But project has problems, they caution
A plan to put 2,850 new homes in Ladysmith appears likely to win approval from the Caroline County Planning Commission, despite objections by some residents.
“If you have 2,850 homes, and every one has a man, woman and a couple of children, that’s nearly 15,000 people,” said Charlie Osborne, one of a half dozen residents to speak at a public hearing Wednesday. “Where are you going to get all that water? We’ve got a water shortage already.”
Planning commissioners said they are concerned about having enough water for the proposed Ladysmith Village. They also worry that the cash proffers might be too small, the growth might come too fast, and whether architectural standards being developed will be too lax.
But overall, commissioners said they like the way developer Jay Jarrell has incorporated aspects of a land-use plan Ladysmith residents developed a few years ago.
“I think it is an outstanding project being proposed,” Planning Commissioner Raymond Piland said. “If we are going to have development–and we are–doing it in this manner is in the best interest of the county.”
Jarrell, who helped build the Spotsylvania County neighborhoods of Pelham’s Crossing, River Meadows and Ruffin’s Pond, is asking Caroline to rezone 550 acres on U.S. 1 and Durrette Road to accommodate Ladysmith Village.
His plan calls for four individual communities of single-family homes, townhouses, apartments and dwellings built above storefronts. Roads would link the four communities to one another and to the commercial center of Madison Village, a separate golf-course community being developed to the south.
Like the developers of Madison Village, a neighboring 3,500-home development approved in January 2001, Jarrell has offered to pay the county $2,250 per house to help cover the costs of extra roads, schools, utilities and police, fire and emergency services that those households will require. He has also offered to give the county a $1 million library and a park with ball fields worth $490,000.
But commissioners say they might want more.
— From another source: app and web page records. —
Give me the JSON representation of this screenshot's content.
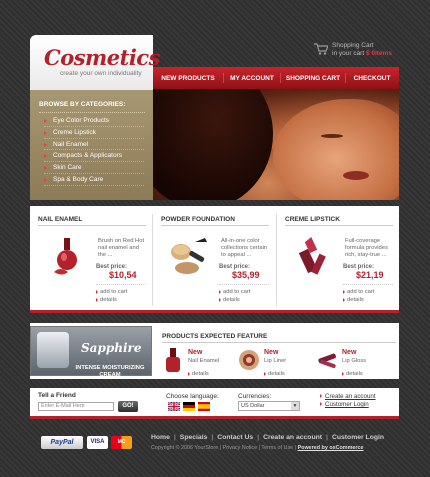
{
  "brand": {
    "name": "Cosmetics",
    "tagline": "create your own individuality"
  },
  "cart": {
    "line1": "Shopping Cart",
    "line2_prefix": "in your cart",
    "amount": "$ 0items",
    "icon": "cart-icon"
  },
  "nav": [
    "NEW PRODUCTS",
    "MY ACCOUNT",
    "SHOPPING CART",
    "CHECKOUT"
  ],
  "sidebar": {
    "heading": "BROWSE BY CATEGORIES:",
    "items": [
      {
        "label": "Eye Color Products"
      },
      {
        "label": "Creme Lipstick"
      },
      {
        "label": "Nail Enamel"
      },
      {
        "label": "Compacts & Applicators"
      },
      {
        "label": "Skin Care"
      },
      {
        "label": "Spa & Body Care"
      }
    ]
  },
  "products": [
    {
      "title": "NAIL ENAMEL",
      "desc": "Brush on Red Hot nail enamel and the ...",
      "best_price_label": "Best price:",
      "price": "$10,54",
      "add": "add to cart",
      "details": "details"
    },
    {
      "title": "POWDER FOUNDATION",
      "desc": "All-in-one color collections certain to appeal ...",
      "best_price_label": "Best price:",
      "price": "$35,99",
      "add": "add to cart",
      "details": "details"
    },
    {
      "title": "CREME LIPSTICK",
      "desc": "Full-coverage formula provides rich, stay-true ...",
      "best_price_label": "Best price:",
      "price": "$21,19",
      "add": "add to cart",
      "details": "details"
    }
  ],
  "promo": {
    "name": "Sapphire",
    "subtitle": "INTENSE MOISTURIZING CREAM"
  },
  "expected": {
    "heading": "PRODUCTS EXPECTED FEATURE",
    "items": [
      {
        "new": "New",
        "name": "Nail Enamel",
        "details": "details"
      },
      {
        "new": "New",
        "name": "Lip Liner",
        "details": "details"
      },
      {
        "new": "New",
        "name": "Lip Gloss",
        "details": "details"
      }
    ]
  },
  "tell": {
    "label": "Tell a Friend",
    "placeholder": "Enter E-Mail Here",
    "button": "GO!"
  },
  "language": {
    "label": "Choose language:"
  },
  "currency": {
    "label": "Currencies:",
    "selected": "US Dollar"
  },
  "account_links": [
    "Create an account",
    "Customer Login"
  ],
  "payments": [
    "PayPal",
    "VISA",
    "MC"
  ],
  "footer": {
    "links": [
      "Home",
      "Specials",
      "Contact Us",
      "Create an account",
      "Customer Login"
    ],
    "copyright": "Copyright © 2006 YourStore",
    "privacy": "Privacy Notice",
    "terms": "Terms of Use",
    "powered": "Powered by osCommerce"
  }
}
“I’m concerned because what we are seeing now is a proffer made by another developer,” said Virginia Scher, the commissioner who represents Ladysmith. “Those [Madison Village] proffers were signed almost two years ago. Is that still even close to a relevant figure?”
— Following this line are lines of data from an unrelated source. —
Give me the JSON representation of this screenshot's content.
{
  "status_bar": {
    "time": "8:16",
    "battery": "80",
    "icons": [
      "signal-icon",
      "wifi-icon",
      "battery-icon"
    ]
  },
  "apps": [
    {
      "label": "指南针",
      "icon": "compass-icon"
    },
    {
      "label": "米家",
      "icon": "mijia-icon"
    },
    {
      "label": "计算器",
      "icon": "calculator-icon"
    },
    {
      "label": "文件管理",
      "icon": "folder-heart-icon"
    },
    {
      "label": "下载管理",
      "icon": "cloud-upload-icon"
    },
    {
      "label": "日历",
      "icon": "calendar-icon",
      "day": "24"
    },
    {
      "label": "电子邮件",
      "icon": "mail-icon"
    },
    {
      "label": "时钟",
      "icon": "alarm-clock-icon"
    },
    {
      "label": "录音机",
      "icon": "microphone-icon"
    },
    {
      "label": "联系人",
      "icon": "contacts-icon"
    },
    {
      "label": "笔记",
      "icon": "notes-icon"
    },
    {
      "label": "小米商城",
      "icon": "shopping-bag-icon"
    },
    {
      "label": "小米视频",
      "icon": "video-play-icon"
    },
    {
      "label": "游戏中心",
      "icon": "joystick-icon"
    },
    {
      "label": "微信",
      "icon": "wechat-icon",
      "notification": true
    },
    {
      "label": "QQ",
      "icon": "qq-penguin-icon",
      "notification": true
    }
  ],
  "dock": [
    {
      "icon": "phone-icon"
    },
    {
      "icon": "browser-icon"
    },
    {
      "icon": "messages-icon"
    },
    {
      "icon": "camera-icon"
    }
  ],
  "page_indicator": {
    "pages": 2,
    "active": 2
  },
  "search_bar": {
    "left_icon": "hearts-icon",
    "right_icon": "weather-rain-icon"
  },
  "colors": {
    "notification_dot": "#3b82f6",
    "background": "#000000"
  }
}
The commission delayed voting on the proposed neighborhood Wednesday. They want to first hold a work session with the developer Oct. 3, get a complete fiscal impact statement from the county, and learn more about how the neighborhood might affect the county’s precarious water supply.
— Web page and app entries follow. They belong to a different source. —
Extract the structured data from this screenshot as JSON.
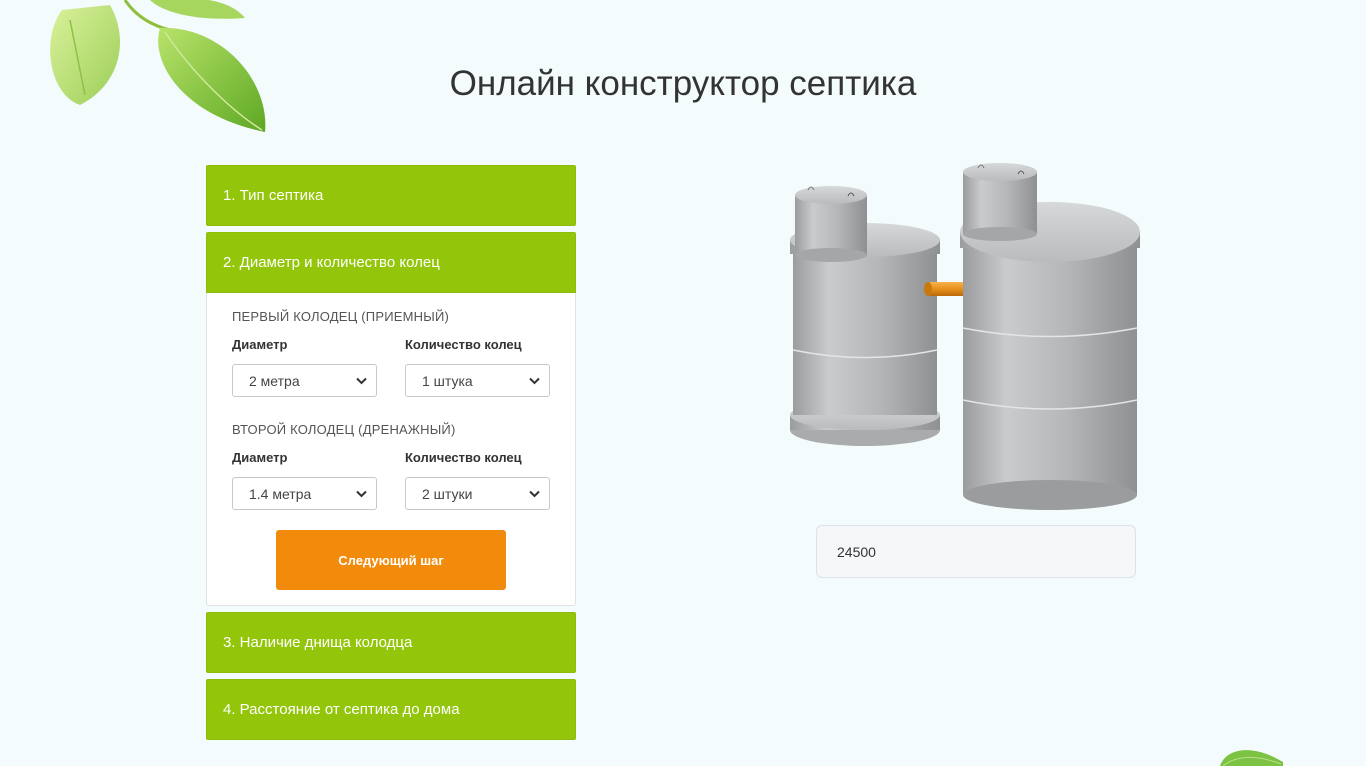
{
  "page": {
    "title": "Онлайн конструктор септика"
  },
  "steps": [
    {
      "label": "1. Тип септика"
    },
    {
      "label": "2. Диаметр и количество колец"
    },
    {
      "label": "3. Наличие днища колодца"
    },
    {
      "label": "4. Расстояние от септика до дома"
    }
  ],
  "wells": {
    "first": {
      "title": "ПЕРВЫЙ КОЛОДЕЦ (ПРИЕМНЫЙ)",
      "diameter_label": "Диаметр",
      "diameter_value": "2 метра",
      "rings_label": "Количество колец",
      "rings_value": "1 штука"
    },
    "second": {
      "title": "ВТОРОЙ КОЛОДЕЦ (ДРЕНАЖНЫЙ)",
      "diameter_label": "Диаметр",
      "diameter_value": "1.4 метра",
      "rings_label": "Количество колец",
      "rings_value": "2 штуки"
    }
  },
  "next_button": "Следующий шаг",
  "price": "24500",
  "colors": {
    "accent_green": "#93c60a",
    "button_orange": "#f28b0c",
    "background": "#f3fbfd"
  },
  "icons": {
    "leaves": "leaves-decoration",
    "select": "chevron-down-icon"
  }
}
The commission will discuss the development again at its next regular meeting Oct. 15 before turning the matter over to the Board of Supervisors, which has final say on the rezoning.